**PROMPT**. Below are some records. Copy every line in them that holds "class".

[Component data from apps and pages]
*****
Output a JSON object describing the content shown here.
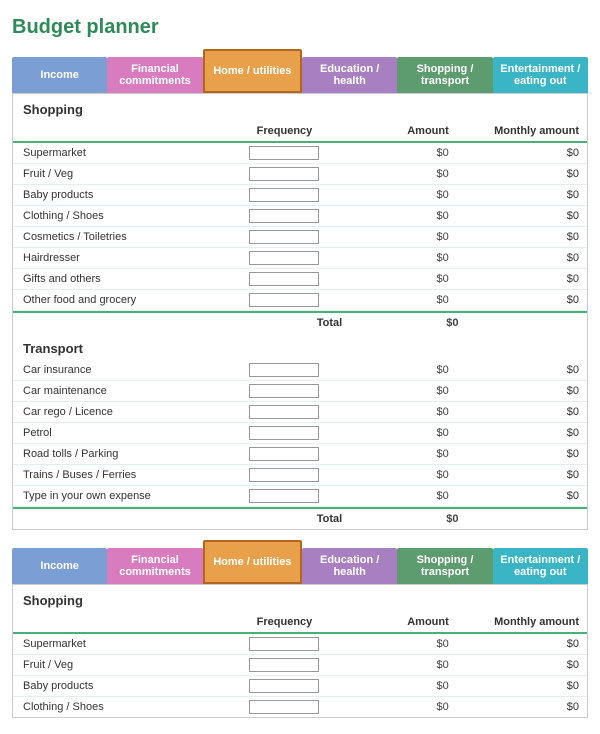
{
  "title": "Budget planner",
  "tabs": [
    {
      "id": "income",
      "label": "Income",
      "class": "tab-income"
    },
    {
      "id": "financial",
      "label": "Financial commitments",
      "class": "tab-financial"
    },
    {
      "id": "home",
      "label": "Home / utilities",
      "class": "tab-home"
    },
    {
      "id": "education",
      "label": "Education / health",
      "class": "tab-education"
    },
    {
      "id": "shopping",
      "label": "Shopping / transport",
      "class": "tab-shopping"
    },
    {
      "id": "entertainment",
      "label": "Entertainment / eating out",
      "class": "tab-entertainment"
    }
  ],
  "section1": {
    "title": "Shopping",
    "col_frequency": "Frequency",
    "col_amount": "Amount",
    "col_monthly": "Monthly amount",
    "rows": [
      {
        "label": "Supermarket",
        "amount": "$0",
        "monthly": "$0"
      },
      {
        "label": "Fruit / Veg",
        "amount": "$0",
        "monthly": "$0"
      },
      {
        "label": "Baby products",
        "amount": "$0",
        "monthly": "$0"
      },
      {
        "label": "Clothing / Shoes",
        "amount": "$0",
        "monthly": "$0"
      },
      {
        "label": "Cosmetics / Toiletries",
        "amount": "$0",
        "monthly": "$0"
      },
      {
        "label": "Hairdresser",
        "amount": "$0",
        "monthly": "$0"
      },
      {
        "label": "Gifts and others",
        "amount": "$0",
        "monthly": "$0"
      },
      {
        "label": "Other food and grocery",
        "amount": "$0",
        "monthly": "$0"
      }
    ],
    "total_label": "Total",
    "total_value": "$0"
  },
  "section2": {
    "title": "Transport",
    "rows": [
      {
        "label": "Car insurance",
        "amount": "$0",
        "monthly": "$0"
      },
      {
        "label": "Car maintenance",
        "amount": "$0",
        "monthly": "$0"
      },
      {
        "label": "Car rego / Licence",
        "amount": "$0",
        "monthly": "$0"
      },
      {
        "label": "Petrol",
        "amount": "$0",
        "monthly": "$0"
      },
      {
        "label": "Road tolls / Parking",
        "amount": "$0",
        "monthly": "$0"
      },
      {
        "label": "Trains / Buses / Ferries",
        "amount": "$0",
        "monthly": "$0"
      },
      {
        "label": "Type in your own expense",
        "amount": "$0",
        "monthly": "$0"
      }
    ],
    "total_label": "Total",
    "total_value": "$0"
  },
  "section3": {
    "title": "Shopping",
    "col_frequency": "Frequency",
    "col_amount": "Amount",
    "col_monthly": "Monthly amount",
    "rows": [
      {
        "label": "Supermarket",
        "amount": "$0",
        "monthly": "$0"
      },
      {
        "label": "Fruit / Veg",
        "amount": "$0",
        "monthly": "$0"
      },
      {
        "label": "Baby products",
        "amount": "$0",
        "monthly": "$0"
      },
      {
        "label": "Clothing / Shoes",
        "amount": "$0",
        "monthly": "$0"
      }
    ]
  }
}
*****
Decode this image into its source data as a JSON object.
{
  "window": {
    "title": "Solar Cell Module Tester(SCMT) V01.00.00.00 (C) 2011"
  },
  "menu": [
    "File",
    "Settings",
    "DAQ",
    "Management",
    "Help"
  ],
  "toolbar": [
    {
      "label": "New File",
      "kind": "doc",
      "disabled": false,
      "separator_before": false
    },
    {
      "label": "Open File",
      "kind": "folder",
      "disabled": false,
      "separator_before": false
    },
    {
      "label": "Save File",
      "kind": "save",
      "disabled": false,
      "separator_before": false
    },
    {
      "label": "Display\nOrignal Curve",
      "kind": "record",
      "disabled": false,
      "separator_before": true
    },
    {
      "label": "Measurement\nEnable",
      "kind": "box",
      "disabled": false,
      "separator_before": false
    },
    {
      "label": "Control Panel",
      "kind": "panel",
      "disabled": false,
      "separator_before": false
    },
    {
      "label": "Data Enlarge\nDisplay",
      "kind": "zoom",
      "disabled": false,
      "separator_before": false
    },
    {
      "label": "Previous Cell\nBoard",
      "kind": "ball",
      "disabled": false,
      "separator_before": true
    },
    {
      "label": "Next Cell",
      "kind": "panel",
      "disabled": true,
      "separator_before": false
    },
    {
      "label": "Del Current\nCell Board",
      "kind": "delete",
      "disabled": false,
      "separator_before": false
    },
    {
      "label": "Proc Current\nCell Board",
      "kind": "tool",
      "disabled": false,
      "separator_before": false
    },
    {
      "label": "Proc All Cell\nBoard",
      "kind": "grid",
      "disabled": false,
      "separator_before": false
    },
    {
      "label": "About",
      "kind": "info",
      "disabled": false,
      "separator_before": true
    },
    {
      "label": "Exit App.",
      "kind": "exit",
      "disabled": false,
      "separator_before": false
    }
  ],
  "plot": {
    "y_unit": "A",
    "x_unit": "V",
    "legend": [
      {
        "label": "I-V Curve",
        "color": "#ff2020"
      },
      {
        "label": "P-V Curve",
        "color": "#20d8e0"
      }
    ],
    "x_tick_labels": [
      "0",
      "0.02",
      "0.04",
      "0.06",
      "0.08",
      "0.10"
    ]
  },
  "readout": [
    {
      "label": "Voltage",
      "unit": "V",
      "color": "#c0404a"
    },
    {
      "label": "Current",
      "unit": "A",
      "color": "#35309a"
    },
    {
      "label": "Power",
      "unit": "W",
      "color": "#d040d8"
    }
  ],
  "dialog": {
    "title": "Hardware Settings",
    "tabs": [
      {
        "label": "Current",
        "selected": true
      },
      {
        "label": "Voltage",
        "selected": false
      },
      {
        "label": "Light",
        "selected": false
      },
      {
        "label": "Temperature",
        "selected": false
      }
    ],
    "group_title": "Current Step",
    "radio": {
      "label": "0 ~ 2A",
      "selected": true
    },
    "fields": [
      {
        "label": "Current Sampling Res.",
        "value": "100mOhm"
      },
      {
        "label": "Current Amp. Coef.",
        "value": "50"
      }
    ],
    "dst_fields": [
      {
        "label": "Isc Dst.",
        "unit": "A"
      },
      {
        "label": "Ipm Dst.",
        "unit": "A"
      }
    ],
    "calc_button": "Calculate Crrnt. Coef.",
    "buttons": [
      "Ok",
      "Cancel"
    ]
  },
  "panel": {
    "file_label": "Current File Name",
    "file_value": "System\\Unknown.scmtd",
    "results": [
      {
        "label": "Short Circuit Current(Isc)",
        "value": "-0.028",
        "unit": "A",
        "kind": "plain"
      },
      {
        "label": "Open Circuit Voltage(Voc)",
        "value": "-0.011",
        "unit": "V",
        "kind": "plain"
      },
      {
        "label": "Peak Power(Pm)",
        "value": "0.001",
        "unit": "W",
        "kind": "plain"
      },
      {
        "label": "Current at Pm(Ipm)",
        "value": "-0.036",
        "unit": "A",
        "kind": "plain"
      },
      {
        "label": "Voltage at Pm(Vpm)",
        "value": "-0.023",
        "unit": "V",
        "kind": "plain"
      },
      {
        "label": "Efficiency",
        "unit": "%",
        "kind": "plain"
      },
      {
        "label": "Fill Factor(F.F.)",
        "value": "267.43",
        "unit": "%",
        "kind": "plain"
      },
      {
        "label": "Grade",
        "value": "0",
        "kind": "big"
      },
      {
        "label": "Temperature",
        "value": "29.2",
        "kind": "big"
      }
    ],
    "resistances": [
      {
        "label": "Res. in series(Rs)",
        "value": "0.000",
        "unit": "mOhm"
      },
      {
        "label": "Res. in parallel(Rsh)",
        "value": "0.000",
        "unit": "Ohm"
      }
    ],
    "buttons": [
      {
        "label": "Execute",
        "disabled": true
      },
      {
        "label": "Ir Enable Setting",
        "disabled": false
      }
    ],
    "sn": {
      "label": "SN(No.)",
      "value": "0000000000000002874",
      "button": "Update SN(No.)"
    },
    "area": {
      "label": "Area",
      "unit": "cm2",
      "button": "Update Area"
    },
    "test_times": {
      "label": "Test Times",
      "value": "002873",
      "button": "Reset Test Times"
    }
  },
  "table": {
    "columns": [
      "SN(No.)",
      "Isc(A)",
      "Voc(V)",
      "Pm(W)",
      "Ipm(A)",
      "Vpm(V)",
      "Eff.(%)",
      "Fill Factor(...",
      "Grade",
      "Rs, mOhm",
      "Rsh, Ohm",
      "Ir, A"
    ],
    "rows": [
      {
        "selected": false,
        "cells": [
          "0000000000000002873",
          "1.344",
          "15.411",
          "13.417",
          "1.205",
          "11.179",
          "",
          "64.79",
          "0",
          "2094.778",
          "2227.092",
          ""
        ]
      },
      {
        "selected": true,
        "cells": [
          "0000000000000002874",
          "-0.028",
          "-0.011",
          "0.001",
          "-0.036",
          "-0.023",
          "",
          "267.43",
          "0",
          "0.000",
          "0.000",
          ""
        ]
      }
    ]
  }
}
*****
**TASK RESPONSE**.
      "class": "tab-income"
      "class": "tab-financial"
      "class": "tab-home"
      "class": "tab-education"
      "class": "tab-shopping"
      "class": "tab-entertainment"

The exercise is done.